houses and an old inn, pretentiously called the City". The old inn has gone, re-placed by the more modern Victory, with its
remarkable sign depicting Nelson`s famous flagship, but there is still a cluster of old wooden houses, their dark walls relieved
by flowers in summer. Others are of brick or stone; one of them, now named "Mariner`s Way", bears the arms of Colchester and the
The creeks and inlets afforded ideal conditions for smuggling, despite the almost permanent presence of a revenue cutter off
the island. But what chance had comparative strangers against men born and brought up on the island, knowing every trick and turn
of tide and wind? The twin villages of Salcott and Virley on the mainland were said to be the centres of the "trade", and though
the occasional traveller might find the local inns short of food they were never short of something to drink.
Mehalah was married to Elijah Rebow in Virley church, which Baring - Gould describes in his novel as " a small hunch - backed edifice in the last stages of dilapidation, in a graveyard unhedged, unwalled; the church is scrambled over by ivy, with the gales". Today, those who care to search can still find parts of the walls of the church of St. Mary at Virley, open to the sky and almost completely hidden in a tangle of briars, saplings and ivy.
Another feature of the island remains just as described by Baring-Gould, and his words speak for themselves, an invitation to all
who love the marsh country. "In summer, the thrift mantles the marshes with shot satin, passing through all gradations of tint
from maiden`s blush to lily white.
Thereafter a purple glow steals over the waste, as the sea lavender bursts into flower, and simultaneously every creek and pool is

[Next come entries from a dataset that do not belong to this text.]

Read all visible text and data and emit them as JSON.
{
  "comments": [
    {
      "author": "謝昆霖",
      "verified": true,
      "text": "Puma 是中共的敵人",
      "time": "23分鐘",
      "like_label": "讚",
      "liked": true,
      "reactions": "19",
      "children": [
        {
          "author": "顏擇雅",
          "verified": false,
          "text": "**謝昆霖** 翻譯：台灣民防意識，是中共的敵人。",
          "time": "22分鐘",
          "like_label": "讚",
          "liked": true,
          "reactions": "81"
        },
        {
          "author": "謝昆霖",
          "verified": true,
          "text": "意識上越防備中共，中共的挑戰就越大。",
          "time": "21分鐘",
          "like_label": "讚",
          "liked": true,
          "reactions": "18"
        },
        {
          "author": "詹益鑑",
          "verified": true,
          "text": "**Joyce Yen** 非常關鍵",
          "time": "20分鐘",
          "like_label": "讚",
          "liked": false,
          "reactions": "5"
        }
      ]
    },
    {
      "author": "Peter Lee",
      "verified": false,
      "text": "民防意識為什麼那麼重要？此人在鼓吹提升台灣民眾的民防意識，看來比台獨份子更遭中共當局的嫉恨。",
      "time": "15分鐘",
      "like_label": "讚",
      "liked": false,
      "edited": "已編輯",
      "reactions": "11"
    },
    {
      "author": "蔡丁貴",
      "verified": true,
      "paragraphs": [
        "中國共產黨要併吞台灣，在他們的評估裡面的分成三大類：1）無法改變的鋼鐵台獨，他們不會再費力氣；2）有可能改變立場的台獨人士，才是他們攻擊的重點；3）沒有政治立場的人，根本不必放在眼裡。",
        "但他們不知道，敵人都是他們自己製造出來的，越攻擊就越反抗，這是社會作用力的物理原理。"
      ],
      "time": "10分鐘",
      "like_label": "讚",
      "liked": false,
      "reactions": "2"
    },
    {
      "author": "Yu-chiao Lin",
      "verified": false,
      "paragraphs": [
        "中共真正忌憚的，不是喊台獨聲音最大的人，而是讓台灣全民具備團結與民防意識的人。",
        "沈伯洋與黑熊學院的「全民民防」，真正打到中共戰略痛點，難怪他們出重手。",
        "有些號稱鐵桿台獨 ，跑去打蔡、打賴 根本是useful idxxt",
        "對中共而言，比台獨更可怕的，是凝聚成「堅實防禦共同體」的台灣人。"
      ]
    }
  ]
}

royally fringed with sea aster. A little later the glasswort, that shot up green and transparent as emerald glass in the early
spring, turns to every tinge of carmine".